### Problem statement
Within the material below, filter for lines that hold the word "kind".

### Data section
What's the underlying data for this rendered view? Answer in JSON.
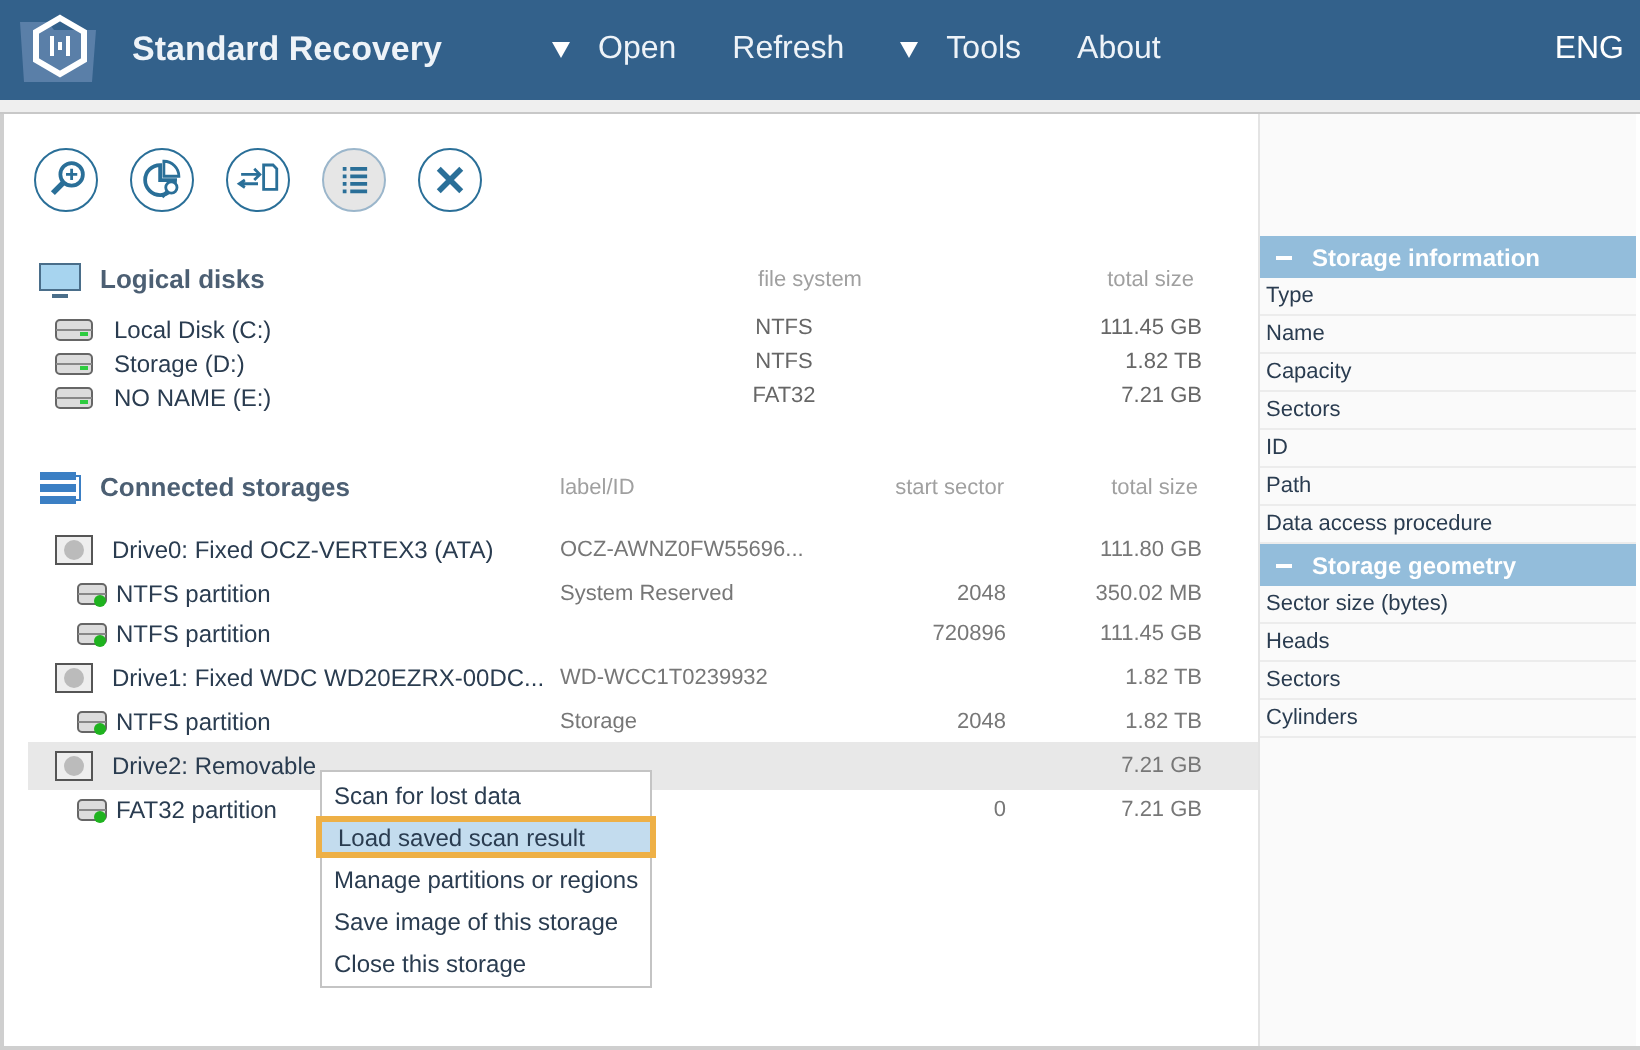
{
  "app": {
    "title": "Standard Recovery"
  },
  "menu": [
    {
      "label": "Open",
      "dropdown": true
    },
    {
      "label": "Refresh",
      "dropdown": false
    },
    {
      "label": "Tools",
      "dropdown": true
    },
    {
      "label": "About",
      "dropdown": false
    }
  ],
  "language": "ENG",
  "toolbar": [
    {
      "kind": "search",
      "selected": false
    },
    {
      "kind": "partition",
      "selected": false
    },
    {
      "kind": "transfer",
      "selected": false
    },
    {
      "kind": "list",
      "selected": true
    },
    {
      "kind": "close",
      "selected": false
    }
  ],
  "logical_disks": {
    "title": "Logical disks",
    "columns": [
      "file system",
      "total size"
    ],
    "rows": [
      {
        "name": "Local Disk (C:)",
        "file_system": "NTFS",
        "total_size": "111.45 GB"
      },
      {
        "name": "Storage (D:)",
        "file_system": "NTFS",
        "total_size": "1.82 TB"
      },
      {
        "name": "NO NAME (E:)",
        "file_system": "FAT32",
        "total_size": "7.21 GB"
      }
    ]
  },
  "connected_storages": {
    "title": "Connected storages",
    "columns": [
      "label/ID",
      "start sector",
      "total size"
    ],
    "drives": [
      {
        "name": "Drive0: Fixed OCZ-VERTEX3 (ATA)",
        "label": "OCZ-AWNZ0FW55696...",
        "total_size": "111.80 GB",
        "selected": false,
        "children": [
          {
            "name": "NTFS partition",
            "label": "System Reserved",
            "start_sector": "2048",
            "total_size": "350.02 MB"
          },
          {
            "name": "NTFS partition",
            "start_sector": "720896",
            "total_size": "111.45 GB"
          }
        ]
      },
      {
        "name": "Drive1: Fixed WDC WD20EZRX-00DC...",
        "label": "WD-WCC1T0239932",
        "total_size": "1.82 TB",
        "selected": false,
        "children": [
          {
            "name": "NTFS partition",
            "label": "Storage",
            "start_sector": "2048",
            "total_size": "1.82 TB"
          }
        ]
      },
      {
        "name": "Drive2: Removable",
        "total_size": "7.21 GB",
        "selected": true,
        "children": [
          {
            "name": "FAT32 partition",
            "start_sector": "0",
            "total_size": "7.21 GB"
          }
        ]
      }
    ]
  },
  "context_menu": [
    {
      "label": "Scan for lost data",
      "selected": false
    },
    {
      "label": "Load saved scan result",
      "selected": true
    },
    {
      "label": "Manage partitions or regions",
      "selected": false
    },
    {
      "label": "Save image of this storage",
      "selected": false
    },
    {
      "label": "Close this storage",
      "selected": false
    }
  ],
  "info_panel": [
    {
      "title": "Storage information",
      "expanded": true,
      "rows": [
        "Type",
        "Name",
        "Capacity",
        "Sectors",
        "ID",
        "Path",
        "Data access procedure"
      ]
    },
    {
      "title": "Storage geometry",
      "expanded": true,
      "rows": [
        "Sector size (bytes)",
        "Heads",
        "Sectors",
        "Cylinders"
      ]
    }
  ]
}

### The completed task
      "kind": "search",
      "kind": "partition",
      "kind": "transfer",
      "kind": "list",
      "kind": "close",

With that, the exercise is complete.